World Health Organization Global Strategy on Diet Physical Activity and Health.
The stated overall goal of that strategy was: "To promote and protect health by guiding the development of an enabling environment for sustainable actions at individual, community, national and global levels that, when taken together, will lead to reduced disease and death rates related to unhealthy diet and physical inactivity."
The Global Strategy on Diet Physical Activity and Health (or DPAS, as it is often abbreviated to) was a significant step forward for that time but it is now clear that much more is needed.
Since 2004 obesity rates, along with diet related diseases like diabetes, have continued to climb steadily. In 2005 approximately 1.6 billion adults (age15+) were overweight and at least 400 million adults were obese.
By 2015, approximately 2.3 billion adults will be overweight and more than 700 million will be obese.
These rates are climbing far faster in developing countries. Diet related ill health now globally outranks tobacco as a cause of death.
In 2011, we reached the point where one person dies from diabetes every seven seconds.
Figures also show that 44% of the diabetes burden is attributable to overweight and obesity.
On 19 May, CI published Recommendations Towards a Global Convention to Protect and Promote Healthy Diets.
The Recommendations are a joint initiative with World Obesity Federation, developed in consultation with our members and with public health experts around the world.
We are calling on governments to make a binding commitment to introduce a raft of policy measures designed to help consumers make healthier choices and improve nutrition security for everyone.
The measures that we have included are not new. In developing the Recommendations, we drew on a growing body of existing policy packages such World Cancer Research Fund’s Nourishing Framework.
We call for:
- tighter controls on marketing of unhealthy food;
- for better provision of nutrition information to consumers;
- for healthy food to be served in public institutions;
- and for the use of economic tools to influence consumption patterns.
What would be new about a global convention to protect and promote healthy diets would be the scale, ambition and level of co-ordination it would entail.
It would amount to the world taking the inpact of unhealthy diets as seriously as the impact of tobacco.
Of course we know that food is not the same as tobacco. There are however, some strong and often drawn parralels, in terms of impact and in terms of the actions of the protagonists.
Back in 1998, then director of the WHO, Dr Gro Harlem Brundtland said: ”The tobacco habit is extensively communicated! It is communicated through the media, the entertainment industry, and most directly through the marketing and promotion of specific products.
“Global trade in tobacco has increased markedly over the last few years. Direct foreign investment by multinationals in developing countries has also increased…Tobacco control cannot succeed solely through the efforts of individual governments, national nongovernmental organizations and media advocates. We need an international response to an international problem.”
We recognise that the solution to the problem of unhealthy diets is complex.

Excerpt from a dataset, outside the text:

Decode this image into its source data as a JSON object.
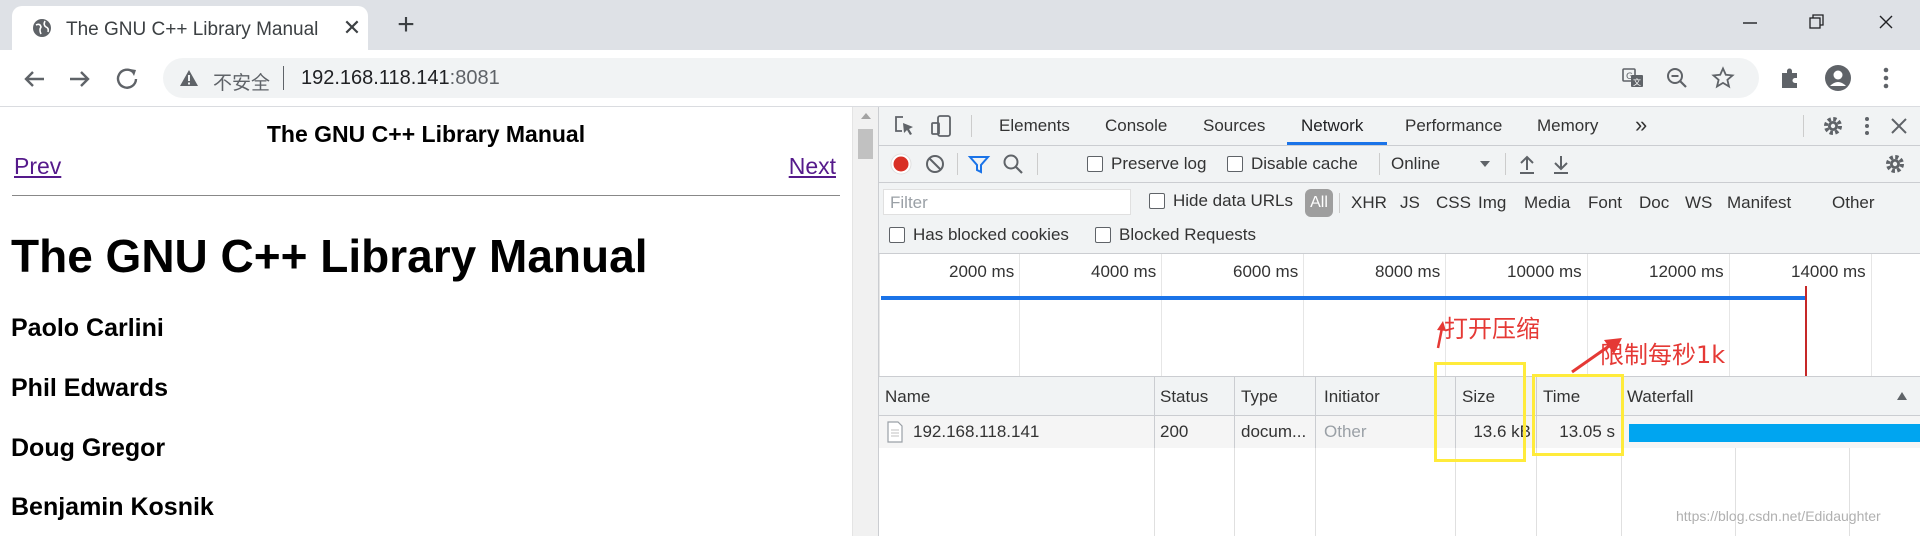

Our publication is not intended to offer a ready-to-wear global convention.
Hence we have called it Recommendations towards a global convention. We intend it as a conversation starter. It is however, a conversation that urgently needs to be had. Inaction is costing millions of lives.
If the average adult reads 250 words per minute; in the time it took you to read this blog, at least 20 people will have died from diabetes. It’s time to take unhealthy diets seriously.